* **TO DO**:
From the entries, copy every line that carries the string "Profile".

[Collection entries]
=====
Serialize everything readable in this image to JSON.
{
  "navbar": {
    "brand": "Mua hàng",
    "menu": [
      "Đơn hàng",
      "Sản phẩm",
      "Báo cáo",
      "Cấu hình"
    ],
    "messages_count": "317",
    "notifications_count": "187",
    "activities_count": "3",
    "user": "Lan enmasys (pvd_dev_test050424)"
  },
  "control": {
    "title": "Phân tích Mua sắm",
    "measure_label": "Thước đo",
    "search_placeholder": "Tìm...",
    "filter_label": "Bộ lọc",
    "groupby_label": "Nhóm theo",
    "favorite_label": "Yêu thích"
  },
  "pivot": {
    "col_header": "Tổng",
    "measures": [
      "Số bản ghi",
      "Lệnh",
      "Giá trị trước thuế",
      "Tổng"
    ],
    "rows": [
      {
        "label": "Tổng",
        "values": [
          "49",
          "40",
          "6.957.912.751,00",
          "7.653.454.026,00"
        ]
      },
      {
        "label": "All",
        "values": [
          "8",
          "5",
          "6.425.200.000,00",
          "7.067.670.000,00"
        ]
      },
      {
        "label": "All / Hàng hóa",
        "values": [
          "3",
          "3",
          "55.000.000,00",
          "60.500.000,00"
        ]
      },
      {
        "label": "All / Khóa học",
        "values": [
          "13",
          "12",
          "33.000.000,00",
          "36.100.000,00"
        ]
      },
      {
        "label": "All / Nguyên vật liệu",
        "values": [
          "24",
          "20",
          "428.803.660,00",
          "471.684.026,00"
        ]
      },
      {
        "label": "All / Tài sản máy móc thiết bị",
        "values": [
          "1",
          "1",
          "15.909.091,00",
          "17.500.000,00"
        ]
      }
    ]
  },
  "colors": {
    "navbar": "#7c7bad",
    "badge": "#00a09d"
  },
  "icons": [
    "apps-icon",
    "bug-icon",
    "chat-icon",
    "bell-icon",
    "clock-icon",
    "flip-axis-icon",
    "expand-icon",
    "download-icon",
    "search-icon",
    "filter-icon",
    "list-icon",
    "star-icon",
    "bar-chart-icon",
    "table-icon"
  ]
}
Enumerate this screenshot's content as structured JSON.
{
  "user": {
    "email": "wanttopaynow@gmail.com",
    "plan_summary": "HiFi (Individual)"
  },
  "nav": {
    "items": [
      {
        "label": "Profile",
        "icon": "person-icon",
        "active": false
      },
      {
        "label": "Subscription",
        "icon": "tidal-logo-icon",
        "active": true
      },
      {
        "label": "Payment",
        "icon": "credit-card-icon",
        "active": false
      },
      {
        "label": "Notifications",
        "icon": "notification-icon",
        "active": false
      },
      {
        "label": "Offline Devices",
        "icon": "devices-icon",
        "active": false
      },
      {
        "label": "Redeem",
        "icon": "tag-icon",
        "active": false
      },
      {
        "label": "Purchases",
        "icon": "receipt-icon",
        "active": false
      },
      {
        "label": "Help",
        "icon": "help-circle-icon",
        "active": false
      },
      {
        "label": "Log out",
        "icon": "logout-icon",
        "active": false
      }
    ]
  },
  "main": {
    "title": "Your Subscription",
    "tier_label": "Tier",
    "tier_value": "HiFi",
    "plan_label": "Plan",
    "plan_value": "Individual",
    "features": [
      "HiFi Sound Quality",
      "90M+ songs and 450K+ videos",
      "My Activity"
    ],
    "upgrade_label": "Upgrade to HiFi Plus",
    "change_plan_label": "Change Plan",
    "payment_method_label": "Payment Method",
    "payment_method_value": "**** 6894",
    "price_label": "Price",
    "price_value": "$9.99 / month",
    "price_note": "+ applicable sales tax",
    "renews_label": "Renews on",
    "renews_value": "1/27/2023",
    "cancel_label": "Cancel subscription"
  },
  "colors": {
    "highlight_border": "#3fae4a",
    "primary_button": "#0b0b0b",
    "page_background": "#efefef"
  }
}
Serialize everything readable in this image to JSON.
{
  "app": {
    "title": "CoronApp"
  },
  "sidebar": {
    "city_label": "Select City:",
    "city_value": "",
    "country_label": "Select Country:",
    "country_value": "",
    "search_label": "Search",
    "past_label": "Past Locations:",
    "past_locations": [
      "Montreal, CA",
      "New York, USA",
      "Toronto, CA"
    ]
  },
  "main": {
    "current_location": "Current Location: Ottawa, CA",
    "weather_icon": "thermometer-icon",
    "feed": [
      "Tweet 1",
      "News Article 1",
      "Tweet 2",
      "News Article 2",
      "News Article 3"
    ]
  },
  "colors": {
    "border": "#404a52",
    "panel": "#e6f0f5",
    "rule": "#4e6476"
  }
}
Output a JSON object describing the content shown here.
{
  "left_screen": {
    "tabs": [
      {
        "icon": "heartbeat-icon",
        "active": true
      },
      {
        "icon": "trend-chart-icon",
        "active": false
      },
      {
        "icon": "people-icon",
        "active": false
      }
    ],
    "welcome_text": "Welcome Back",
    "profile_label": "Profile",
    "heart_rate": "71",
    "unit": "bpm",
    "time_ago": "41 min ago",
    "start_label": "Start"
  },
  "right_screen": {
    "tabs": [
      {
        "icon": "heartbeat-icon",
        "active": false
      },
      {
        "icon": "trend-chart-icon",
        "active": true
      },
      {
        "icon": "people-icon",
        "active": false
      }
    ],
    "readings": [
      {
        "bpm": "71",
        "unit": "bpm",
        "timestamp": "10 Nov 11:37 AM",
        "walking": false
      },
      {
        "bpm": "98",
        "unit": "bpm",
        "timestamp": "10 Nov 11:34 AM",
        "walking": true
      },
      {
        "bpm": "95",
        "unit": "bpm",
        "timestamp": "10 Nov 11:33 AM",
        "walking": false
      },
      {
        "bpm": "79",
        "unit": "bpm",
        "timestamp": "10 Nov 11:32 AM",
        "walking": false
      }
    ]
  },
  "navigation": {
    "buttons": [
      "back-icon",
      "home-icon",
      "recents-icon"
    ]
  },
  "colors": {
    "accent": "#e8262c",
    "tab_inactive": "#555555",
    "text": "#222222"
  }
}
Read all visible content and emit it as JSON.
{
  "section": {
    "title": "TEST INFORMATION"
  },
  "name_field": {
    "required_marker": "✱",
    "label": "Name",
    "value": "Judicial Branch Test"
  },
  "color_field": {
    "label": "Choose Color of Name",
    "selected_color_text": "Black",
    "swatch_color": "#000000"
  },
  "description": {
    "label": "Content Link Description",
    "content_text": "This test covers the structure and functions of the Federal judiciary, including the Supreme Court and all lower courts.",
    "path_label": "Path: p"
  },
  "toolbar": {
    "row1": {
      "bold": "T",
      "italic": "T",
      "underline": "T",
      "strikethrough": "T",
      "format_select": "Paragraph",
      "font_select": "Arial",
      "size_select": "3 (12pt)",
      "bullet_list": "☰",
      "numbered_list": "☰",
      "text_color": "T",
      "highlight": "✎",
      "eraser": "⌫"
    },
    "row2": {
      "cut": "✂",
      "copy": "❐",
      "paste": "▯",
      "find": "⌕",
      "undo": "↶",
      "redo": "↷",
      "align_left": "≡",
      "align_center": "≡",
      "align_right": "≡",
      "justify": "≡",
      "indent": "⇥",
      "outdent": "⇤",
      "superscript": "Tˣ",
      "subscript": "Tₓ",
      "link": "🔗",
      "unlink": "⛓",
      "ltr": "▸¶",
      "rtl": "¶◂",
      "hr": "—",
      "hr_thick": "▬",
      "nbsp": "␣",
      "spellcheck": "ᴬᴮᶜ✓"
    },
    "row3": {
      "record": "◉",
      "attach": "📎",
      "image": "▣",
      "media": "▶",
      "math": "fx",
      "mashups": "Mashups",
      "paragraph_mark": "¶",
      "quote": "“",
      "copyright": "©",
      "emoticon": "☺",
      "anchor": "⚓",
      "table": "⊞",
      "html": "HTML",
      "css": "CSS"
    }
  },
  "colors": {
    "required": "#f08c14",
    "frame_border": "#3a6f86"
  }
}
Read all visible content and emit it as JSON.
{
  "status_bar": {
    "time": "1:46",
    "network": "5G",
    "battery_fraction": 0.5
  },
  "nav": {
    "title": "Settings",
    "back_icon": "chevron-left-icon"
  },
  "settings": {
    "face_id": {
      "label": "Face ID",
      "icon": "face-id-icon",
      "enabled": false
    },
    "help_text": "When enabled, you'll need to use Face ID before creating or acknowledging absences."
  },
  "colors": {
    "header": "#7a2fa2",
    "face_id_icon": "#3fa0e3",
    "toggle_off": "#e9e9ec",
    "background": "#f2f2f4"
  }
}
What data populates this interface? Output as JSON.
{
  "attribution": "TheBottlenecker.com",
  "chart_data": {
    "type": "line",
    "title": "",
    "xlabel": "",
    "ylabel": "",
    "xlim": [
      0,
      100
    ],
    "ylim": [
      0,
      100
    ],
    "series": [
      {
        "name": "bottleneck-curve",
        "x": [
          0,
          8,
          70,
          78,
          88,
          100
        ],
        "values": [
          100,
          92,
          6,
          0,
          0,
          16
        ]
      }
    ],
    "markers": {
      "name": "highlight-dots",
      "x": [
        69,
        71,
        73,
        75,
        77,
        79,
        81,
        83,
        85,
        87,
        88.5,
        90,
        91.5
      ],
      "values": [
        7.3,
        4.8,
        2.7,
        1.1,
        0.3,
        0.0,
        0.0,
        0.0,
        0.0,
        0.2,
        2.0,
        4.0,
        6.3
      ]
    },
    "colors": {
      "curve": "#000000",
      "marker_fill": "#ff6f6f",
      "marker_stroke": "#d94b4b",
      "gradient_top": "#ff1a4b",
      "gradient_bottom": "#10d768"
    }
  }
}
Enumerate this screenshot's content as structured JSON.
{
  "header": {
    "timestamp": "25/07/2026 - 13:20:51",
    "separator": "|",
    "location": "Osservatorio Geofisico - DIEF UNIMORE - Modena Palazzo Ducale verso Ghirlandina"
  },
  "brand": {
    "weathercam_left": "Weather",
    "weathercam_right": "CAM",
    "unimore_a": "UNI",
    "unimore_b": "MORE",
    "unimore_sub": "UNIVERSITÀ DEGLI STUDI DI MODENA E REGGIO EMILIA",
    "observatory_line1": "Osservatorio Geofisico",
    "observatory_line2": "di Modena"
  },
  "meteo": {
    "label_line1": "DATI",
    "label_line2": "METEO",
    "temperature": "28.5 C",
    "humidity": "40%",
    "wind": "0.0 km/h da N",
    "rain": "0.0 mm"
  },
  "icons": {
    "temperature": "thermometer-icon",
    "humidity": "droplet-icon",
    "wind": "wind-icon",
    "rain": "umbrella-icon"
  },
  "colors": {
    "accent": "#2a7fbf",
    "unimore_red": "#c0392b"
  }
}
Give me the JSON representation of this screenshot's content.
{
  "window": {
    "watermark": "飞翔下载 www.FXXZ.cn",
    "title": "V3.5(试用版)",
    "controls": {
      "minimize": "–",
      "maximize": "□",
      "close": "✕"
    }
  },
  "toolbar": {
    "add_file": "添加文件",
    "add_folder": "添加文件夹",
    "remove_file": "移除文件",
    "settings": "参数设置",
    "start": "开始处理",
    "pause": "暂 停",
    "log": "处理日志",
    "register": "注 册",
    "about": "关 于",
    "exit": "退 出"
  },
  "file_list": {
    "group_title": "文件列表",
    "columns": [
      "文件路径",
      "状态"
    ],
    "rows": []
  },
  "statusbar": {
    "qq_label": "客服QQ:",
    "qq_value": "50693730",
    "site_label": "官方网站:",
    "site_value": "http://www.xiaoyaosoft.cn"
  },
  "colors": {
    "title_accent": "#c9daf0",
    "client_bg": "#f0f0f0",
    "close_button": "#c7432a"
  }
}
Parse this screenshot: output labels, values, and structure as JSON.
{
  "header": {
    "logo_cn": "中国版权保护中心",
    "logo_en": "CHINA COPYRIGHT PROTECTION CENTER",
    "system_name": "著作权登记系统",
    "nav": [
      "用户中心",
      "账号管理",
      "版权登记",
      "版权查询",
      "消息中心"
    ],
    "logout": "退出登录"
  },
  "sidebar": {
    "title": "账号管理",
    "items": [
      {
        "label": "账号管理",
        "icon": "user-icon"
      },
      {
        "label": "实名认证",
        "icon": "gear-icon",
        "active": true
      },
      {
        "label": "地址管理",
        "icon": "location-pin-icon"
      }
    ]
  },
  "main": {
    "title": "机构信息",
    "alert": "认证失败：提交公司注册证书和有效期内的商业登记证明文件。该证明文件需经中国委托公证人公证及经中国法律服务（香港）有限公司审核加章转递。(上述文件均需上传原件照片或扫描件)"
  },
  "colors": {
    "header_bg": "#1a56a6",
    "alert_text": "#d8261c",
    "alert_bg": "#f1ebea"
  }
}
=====
* **TASK ANSWER**:
        "label": "Profile",
    "profile_label": "Profile",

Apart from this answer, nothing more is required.